→ WHAT TO PRODUCE: Each line below should be set down again unchanged.

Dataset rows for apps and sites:
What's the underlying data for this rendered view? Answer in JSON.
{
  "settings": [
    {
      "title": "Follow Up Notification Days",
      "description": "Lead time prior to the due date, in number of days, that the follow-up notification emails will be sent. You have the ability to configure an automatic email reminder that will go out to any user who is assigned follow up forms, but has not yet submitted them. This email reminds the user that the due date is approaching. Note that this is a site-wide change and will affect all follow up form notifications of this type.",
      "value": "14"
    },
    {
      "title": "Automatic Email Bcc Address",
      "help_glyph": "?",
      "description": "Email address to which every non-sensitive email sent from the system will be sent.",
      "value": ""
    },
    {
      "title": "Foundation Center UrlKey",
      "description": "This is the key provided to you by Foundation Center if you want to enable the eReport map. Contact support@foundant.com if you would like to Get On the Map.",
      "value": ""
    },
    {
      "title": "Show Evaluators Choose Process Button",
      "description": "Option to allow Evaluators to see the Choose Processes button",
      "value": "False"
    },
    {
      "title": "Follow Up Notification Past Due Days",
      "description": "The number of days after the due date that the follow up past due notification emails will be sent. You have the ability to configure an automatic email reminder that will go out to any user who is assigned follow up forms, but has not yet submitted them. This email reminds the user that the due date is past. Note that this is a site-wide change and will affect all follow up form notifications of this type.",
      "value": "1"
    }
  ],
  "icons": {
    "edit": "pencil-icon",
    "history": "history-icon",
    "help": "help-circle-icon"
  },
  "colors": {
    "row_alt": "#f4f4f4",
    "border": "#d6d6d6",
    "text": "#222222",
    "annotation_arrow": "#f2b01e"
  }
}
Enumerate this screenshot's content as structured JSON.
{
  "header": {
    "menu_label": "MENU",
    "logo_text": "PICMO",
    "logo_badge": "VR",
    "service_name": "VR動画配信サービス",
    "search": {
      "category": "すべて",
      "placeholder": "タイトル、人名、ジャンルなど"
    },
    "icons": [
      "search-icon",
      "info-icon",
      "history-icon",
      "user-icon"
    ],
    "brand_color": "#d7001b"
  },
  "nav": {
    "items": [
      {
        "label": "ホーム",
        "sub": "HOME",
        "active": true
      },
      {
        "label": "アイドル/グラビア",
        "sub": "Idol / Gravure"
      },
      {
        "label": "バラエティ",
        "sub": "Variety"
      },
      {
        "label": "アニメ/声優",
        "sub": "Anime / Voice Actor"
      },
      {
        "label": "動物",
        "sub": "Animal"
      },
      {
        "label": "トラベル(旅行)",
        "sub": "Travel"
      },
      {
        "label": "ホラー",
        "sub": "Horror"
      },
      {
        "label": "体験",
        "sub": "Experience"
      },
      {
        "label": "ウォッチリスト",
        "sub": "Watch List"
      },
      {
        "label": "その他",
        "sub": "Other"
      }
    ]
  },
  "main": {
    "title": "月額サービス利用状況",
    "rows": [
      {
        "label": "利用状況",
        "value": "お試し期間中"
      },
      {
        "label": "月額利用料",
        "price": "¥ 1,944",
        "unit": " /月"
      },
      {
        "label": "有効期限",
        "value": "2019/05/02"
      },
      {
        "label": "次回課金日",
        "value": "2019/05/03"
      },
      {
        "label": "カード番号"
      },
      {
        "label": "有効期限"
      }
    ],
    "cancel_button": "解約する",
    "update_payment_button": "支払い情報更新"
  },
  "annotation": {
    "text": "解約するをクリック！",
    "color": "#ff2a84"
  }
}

→ YOUR RESPONSE:
What's the underlying data for this rendered view? Answer in JSON.
{
  "settings": [
    {
      "title": "Follow Up Notification Days",
      "description": "Lead time prior to the due date, in number of days, that the follow-up notification emails will be sent. You have the ability to configure an automatic email reminder that will go out to any user who is assigned follow up forms, but has not yet submitted them. This email reminds the user that the due date is approaching. Note that this is a site-wide change and will affect all follow up form notifications of this type.",
      "value": "14"
    },
    {
      "title": "Automatic Email Bcc Address",
      "help_glyph": "?",
      "description": "Email address to which every non-sensitive email sent from the system will be sent.",
      "value": ""
    },
    {
      "title": "Foundation Center UrlKey",
      "description": "This is the key provided to you by Foundation Center if you want to enable the eReport map. Contact support@foundant.com if you would like to Get On the Map.",
      "value": ""
    },
    {
      "title": "Show Evaluators Choose Process Button",
      "description": "Option to allow Evaluators to see the Choose Processes button",
      "value": "False"
    },
    {
      "title": "Follow Up Notification Past Due Days",
      "description": "The number of days after the due date that the follow up past due notification emails will be sent. You have the ability to configure an automatic email reminder that will go out to any user who is assigned follow up forms, but has not yet submitted them. This email reminds the user that the due date is past. Note that this is a site-wide change and will affect all follow up form notifications of this type.",
      "value": "1"
    }
  ],
  "icons": {
    "edit": "pencil-icon",
    "history": "history-icon",
    "help": "help-circle-icon"
  },
  "colors": {
    "row_alt": "#f4f4f4",
    "border": "#d6d6d6",
    "text": "#222222",
    "annotation_arrow": "#f2b01e"
  }
}
Enumerate this screenshot's content as structured JSON.
{
  "header": {
    "menu_label": "MENU",
    "logo_text": "PICMO",
    "logo_badge": "VR",
    "service_name": "VR動画配信サービス",
    "search": {
      "category": "すべて",
      "placeholder": "タイトル、人名、ジャンルなど"
    },
    "icons": [
      "search-icon",
      "info-icon",
      "history-icon",
      "user-icon"
    ],
    "brand_color": "#d7001b"
  },
  "nav": {
    "items": [
      {
        "label": "ホーム",
        "sub": "HOME",
        "active": true
      },
      {
        "label": "アイドル/グラビア",
        "sub": "Idol / Gravure"
      },
      {
        "label": "バラエティ",
        "sub": "Variety"
      },
      {
        "label": "アニメ/声優",
        "sub": "Anime / Voice Actor"
      },
      {
        "label": "動物",
        "sub": "Animal"
      },
      {
        "label": "トラベル(旅行)",
        "sub": "Travel"
      },
      {
        "label": "ホラー",
        "sub": "Horror"
      },
      {
        "label": "体験",
        "sub": "Experience"
      },
      {
        "label": "ウォッチリスト",
        "sub": "Watch List"
      },
      {
        "label": "その他",
        "sub": "Other"
      }
    ]
  },
  "main": {
    "title": "月額サービス利用状況",
    "rows": [
      {
        "label": "利用状況",
        "value": "お試し期間中"
      },
      {
        "label": "月額利用料",
        "price": "¥ 1,944",
        "unit": " /月"
      },
      {
        "label": "有効期限",
        "value": "2019/05/02"
      },
      {
        "label": "次回課金日",
        "value": "2019/05/03"
      },
      {
        "label": "カード番号"
      },
      {
        "label": "有効期限"
      }
    ],
    "cancel_button": "解約する",
    "update_payment_button": "支払い情報更新"
  },
  "annotation": {
    "text": "解約するをクリック！",
    "color": "#ff2a84"
  }
}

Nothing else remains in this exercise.